The whole listing is to be set down again without alteration.

────────────────

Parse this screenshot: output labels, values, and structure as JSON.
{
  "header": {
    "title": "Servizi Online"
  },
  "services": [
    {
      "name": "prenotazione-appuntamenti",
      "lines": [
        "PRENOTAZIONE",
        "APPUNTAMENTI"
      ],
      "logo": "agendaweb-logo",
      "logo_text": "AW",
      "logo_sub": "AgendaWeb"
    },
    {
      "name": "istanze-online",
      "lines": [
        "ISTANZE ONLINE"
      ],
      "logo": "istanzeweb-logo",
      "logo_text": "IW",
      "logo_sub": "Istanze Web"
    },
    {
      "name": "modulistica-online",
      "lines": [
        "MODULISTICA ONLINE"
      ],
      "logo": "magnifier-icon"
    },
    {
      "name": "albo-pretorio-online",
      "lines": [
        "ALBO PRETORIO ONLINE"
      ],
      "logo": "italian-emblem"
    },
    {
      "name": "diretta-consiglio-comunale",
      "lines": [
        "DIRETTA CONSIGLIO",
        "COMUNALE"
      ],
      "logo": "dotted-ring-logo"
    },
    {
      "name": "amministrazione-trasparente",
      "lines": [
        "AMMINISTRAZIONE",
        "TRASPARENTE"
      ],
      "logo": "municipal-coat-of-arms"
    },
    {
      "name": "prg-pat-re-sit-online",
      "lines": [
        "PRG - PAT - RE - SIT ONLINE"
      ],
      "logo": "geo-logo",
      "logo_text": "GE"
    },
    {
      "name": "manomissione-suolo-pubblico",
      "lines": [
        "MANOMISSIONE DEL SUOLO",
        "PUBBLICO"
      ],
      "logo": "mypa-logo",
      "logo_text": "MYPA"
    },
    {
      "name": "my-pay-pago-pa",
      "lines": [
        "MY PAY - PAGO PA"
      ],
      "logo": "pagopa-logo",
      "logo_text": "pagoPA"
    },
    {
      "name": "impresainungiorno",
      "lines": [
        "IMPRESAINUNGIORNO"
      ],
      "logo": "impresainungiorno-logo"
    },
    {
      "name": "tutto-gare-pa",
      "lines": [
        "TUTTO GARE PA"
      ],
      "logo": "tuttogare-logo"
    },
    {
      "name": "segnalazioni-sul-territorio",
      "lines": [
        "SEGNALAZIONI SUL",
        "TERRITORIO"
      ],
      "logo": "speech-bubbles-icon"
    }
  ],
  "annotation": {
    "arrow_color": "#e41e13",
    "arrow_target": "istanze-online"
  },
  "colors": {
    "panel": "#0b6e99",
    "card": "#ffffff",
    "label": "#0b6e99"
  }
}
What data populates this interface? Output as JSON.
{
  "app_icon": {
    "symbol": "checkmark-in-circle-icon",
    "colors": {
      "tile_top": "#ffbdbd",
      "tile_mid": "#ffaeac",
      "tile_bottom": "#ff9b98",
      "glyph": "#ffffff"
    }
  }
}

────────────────

Exercise response
Parse this screenshot: output labels, values, and structure as JSON.
{
  "header": {
    "title": "Servizi Online"
  },
  "services": [
    {
      "name": "prenotazione-appuntamenti",
      "lines": [
        "PRENOTAZIONE",
        "APPUNTAMENTI"
      ],
      "logo": "agendaweb-logo",
      "logo_text": "AW",
      "logo_sub": "AgendaWeb"
    },
    {
      "name": "istanze-online",
      "lines": [
        "ISTANZE ONLINE"
      ],
      "logo": "istanzeweb-logo",
      "logo_text": "IW",
      "logo_sub": "Istanze Web"
    },
    {
      "name": "modulistica-online",
      "lines": [
        "MODULISTICA ONLINE"
      ],
      "logo": "magnifier-icon"
    },
    {
      "name": "albo-pretorio-online",
      "lines": [
        "ALBO PRETORIO ONLINE"
      ],
      "logo": "italian-emblem"
    },
    {
      "name": "diretta-consiglio-comunale",
      "lines": [
        "DIRETTA CONSIGLIO",
        "COMUNALE"
      ],
      "logo": "dotted-ring-logo"
    },
    {
      "name": "amministrazione-trasparente",
      "lines": [
        "AMMINISTRAZIONE",
        "TRASPARENTE"
      ],
      "logo": "municipal-coat-of-arms"
    },
    {
      "name": "prg-pat-re-sit-online",
      "lines": [
        "PRG - PAT - RE - SIT ONLINE"
      ],
      "logo": "geo-logo",
      "logo_text": "GE"
    },
    {
      "name": "manomissione-suolo-pubblico",
      "lines": [
        "MANOMISSIONE DEL SUOLO",
        "PUBBLICO"
      ],
      "logo": "mypa-logo",
      "logo_text": "MYPA"
    },
    {
      "name": "my-pay-pago-pa",
      "lines": [
        "MY PAY - PAGO PA"
      ],
      "logo": "pagopa-logo",
      "logo_text": "pagoPA"
    },
    {
      "name": "impresainungiorno",
      "lines": [
        "IMPRESAINUNGIORNO"
      ],
      "logo": "impresainungiorno-logo"
    },
    {
      "name": "tutto-gare-pa",
      "lines": [
        "TUTTO GARE PA"
      ],
      "logo": "tuttogare-logo"
    },
    {
      "name": "segnalazioni-sul-territorio",
      "lines": [
        "SEGNALAZIONI SUL",
        "TERRITORIO"
      ],
      "logo": "speech-bubbles-icon"
    }
  ],
  "annotation": {
    "arrow_color": "#e41e13",
    "arrow_target": "istanze-online"
  },
  "colors": {
    "panel": "#0b6e99",
    "card": "#ffffff",
    "label": "#0b6e99"
  }
}
What data populates this interface? Output as JSON.
{
  "app_icon": {
    "symbol": "checkmark-in-circle-icon",
    "colors": {
      "tile_top": "#ffbdbd",
      "tile_mid": "#ffaeac",
      "tile_bottom": "#ff9b98",
      "glyph": "#ffffff"
    }
  }
}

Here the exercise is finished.